TAKE a walk along a supermarket wine aisle and it’s easy to dismiss Argentina as a land full of simple malbec.
Row after row of cheap and usually very cheerful red wines demonstrate how the country and the grape have captured the public’s imagination.
Think steak, think malbec – it’s a tried a tested formula for many of us, whether it’s in the supermarket or in a restaurant.
With its easy-going tannins, its fruity mix of blackcurrant and raspberry flavours, and its ability to take a wee bit of sweet vanilla oak, it’s little surprise that malbec has won a place in many of our hearts.
Yet there’s a whole other side to malbec too.
A recent online tasting hosted by the Argentine embassay in London illustrated what happens when malbec goes all grown-up.
The wines on show demonstrated the grape’s more serious side, when winemakers concentrate on individual sites, rather than consistency-driven large regional blends – the single malts alongside the blended whiskies.
Presenter Amanda Barnes captured the idea perfectly when she said Argentina’s style was shifting from Bordeaux to Burgundy – instead of using new oak to add sweet vanilla flavours, winemakers were instead concentrating on making wines from tiny plots.
Swedish master of wine Madeleine Stenwreth, the other presenter on the video call, added that winemakers from Argentina were also drawing inspiration from north-west Spain, and treating malbec like garnacha, using gentler winemaking techniques to tease out its perfumed side.
Both those elements came together in the 2017 Bodegas Trapiche Terroir Series Finca Ambrosia Malbec (£32.99, Noel Young Wines), from Gualtallary, a high-altitude region within Mendoza’s Uco Valley.
Violets, blackcurrant, and blackberry on the nose were joined by smoked ham and beef mince, hinting at the more savoury palate, with raspberry jam and well-integrated vanilla accompanying the black fruit flavours.
The tannins were grainy and textured, with the classic bite needed for steak, all wrapped up in fresh acidity, which carried on through into the long finish.

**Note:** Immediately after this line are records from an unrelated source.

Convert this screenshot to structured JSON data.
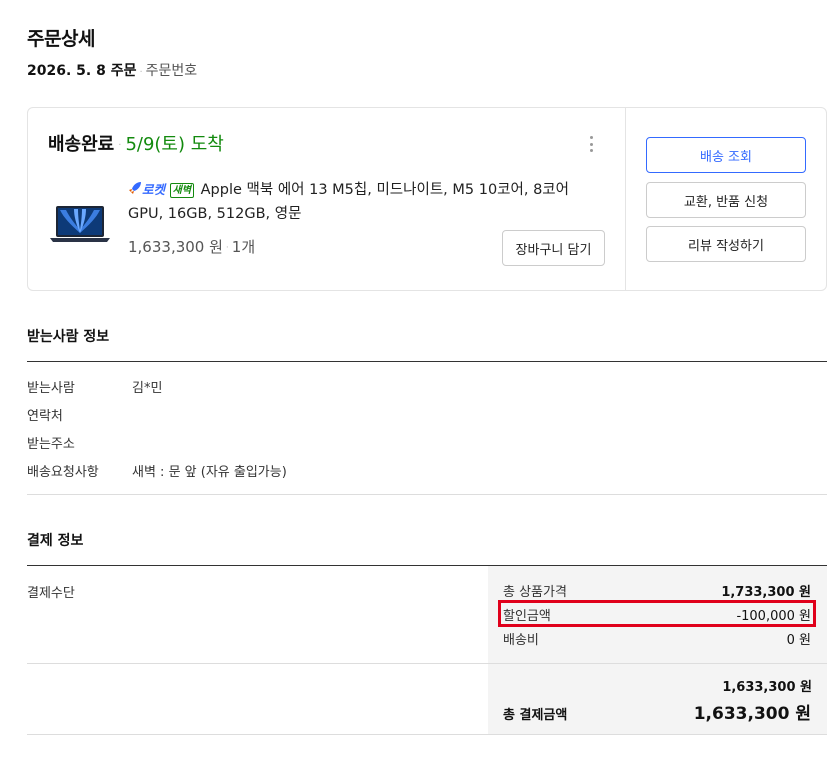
{
  "header": {
    "title": "주문상세",
    "order_date": "2026. 5. 8 주문",
    "order_number_label": "주문번호"
  },
  "order_card": {
    "status": "배송완료",
    "arrival": "5/9(토) 도착",
    "rocket_label": "로켓",
    "dawn_badge": "새벽",
    "product_name": "Apple 맥북 에어 13 M5칩, 미드나이트, M5 10코어, 8코어 GPU, 16GB, 512GB, 영문",
    "price": "1,633,300 원",
    "quantity": "1개",
    "cart_button": "장바구니 담기",
    "track_button": "배송 조회",
    "exchange_button": "교환, 반품 신청",
    "review_button": "리뷰 작성하기",
    "icons": {
      "more": "more-vertical-icon",
      "rocket": "rocket-icon",
      "thumbnail": "laptop-thumbnail"
    },
    "colors": {
      "arrival": "#138a0e",
      "rocket": "#346aff",
      "primary_button": "#346aff"
    }
  },
  "recipient": {
    "title": "받는사람 정보",
    "rows": [
      {
        "label": "받는사람",
        "value": "김*민"
      },
      {
        "label": "연락처",
        "value": ""
      },
      {
        "label": "받는주소",
        "value": ""
      },
      {
        "label": "배송요청사항",
        "value": "새벽 : 문 앞 (자유 출입가능)"
      }
    ]
  },
  "payment": {
    "title": "결제 정보",
    "method_label": "결제수단",
    "rows": [
      {
        "label": "총 상품가격",
        "value": "1,733,300 원"
      },
      {
        "label": "할인금액",
        "value": "-100,000 원"
      },
      {
        "label": "배송비",
        "value": "0 원"
      }
    ],
    "subtotal": "1,633,300 원",
    "total_label": "총 결제금액",
    "total": "1,633,300 원",
    "highlight_color": "#e0001b"
  }
}
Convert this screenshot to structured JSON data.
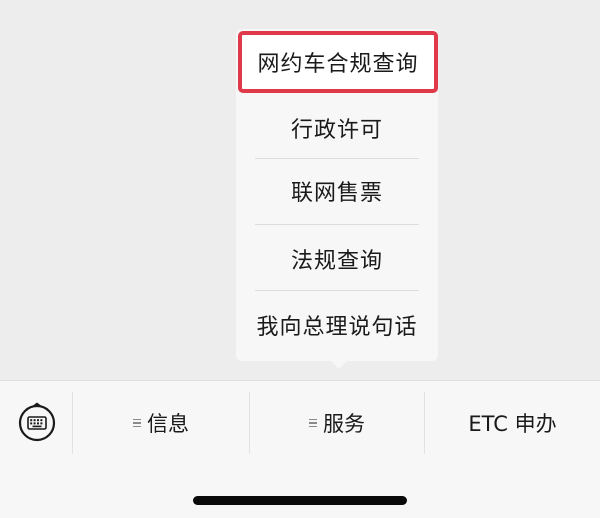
{
  "popup_menu": {
    "items": [
      {
        "label": "网约车合规查询",
        "highlighted": true
      },
      {
        "label": "行政许可",
        "highlighted": false
      },
      {
        "label": "联网售票",
        "highlighted": false
      },
      {
        "label": "法规查询",
        "highlighted": false
      },
      {
        "label": "我向总理说句话",
        "highlighted": false
      }
    ],
    "highlight_color": "#e03a4a"
  },
  "bottom_bar": {
    "keyboard_icon": "keyboard-icon",
    "tabs": [
      {
        "label": "信息",
        "has_menu_glyph": true
      },
      {
        "label": "服务",
        "has_menu_glyph": true
      },
      {
        "label": "ETC 申办",
        "has_menu_glyph": false
      }
    ]
  }
}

A sign of what’s to come
Two of the other cracking examples from the online tasting are sadly not available in the UK – the 2016 Pyros Single Vineyard Block No 4 Malbec and the 2019 Proyecto Las Compuertas Cinco Suelos Malbec.
This is where Scotland’s legion of independent wine merchants can work their magic though – ask about single-vineyard malbecs and gentler winemaking and they’ll be able to talk you through what’s in their range.
The Pyros hails from San Juan, the second-largest wine-producing region after the all-conquering Mendoza.
Malbec is just edging ahead of syrah in terms of output, and the Pedernal area in which the Pyros is made is the highest part of San Juan, and with its coolness making it home to aromatic whites like sauvignon blanc and gewürztraminer.
Block #4 has juicy blackcurrant and blackberry aromas and flavours, with lusher cassis, vanilla, raspberry, and a hint of herb.
There’s a surprising grip to the tannins too, along with great freshness.
New Generation Wines imports other bottles from Pyros, so look out for the brand in independent wine merchants’ shops.
My favourite wine at the tasting was the “Cinco Suelos” or “five soils”.
Its complex nose ranged from violets, black fruits, and dark chocolate through to roast meat and a bit of damp fur.
Texture was key here, with grainy yet well-integrated tannins, more fresh acidity, and balsamic vinegar touches amid the graphite and dark chocolate notes.
Bibendum imports other wines under the Proyecto Las Compuertas label, with three of them on sale through the Gaucho chain of Argentine steak restaurants – check out Scottish Field editor Richard Bath’s recent review of the Edinburgh branch.
For something easier to find, try the 20018 Trivento Golden Reserve Malbec (£12 down from £16, Asda and Tesco).
Trivento is a much larger producer, with its wines having featured regularly in my Wine to Dine column in the main Scottish Field magazine.
Its Golden Reserve shows its possible to make quality wine in bigger quantities, although – as the lower price tag suggests – this is a blend of grapes from four areas within Mendoza’s Luján de Cuyo region, rather than a single vineyard.
It’s textbook malbec – blackcurrant and raspberry on the nose and then juicy dark fruit on the palate, with fresh acidity and a meat-friendly graininess to its tannins.
Given their quality and complexity, I expect we’ll see more malbecs in these styles appearing on our shelves and on our wine lists in the years ahead.
Tomorrow: the 12 wines of Christmas continue with Rutherglen in Australia.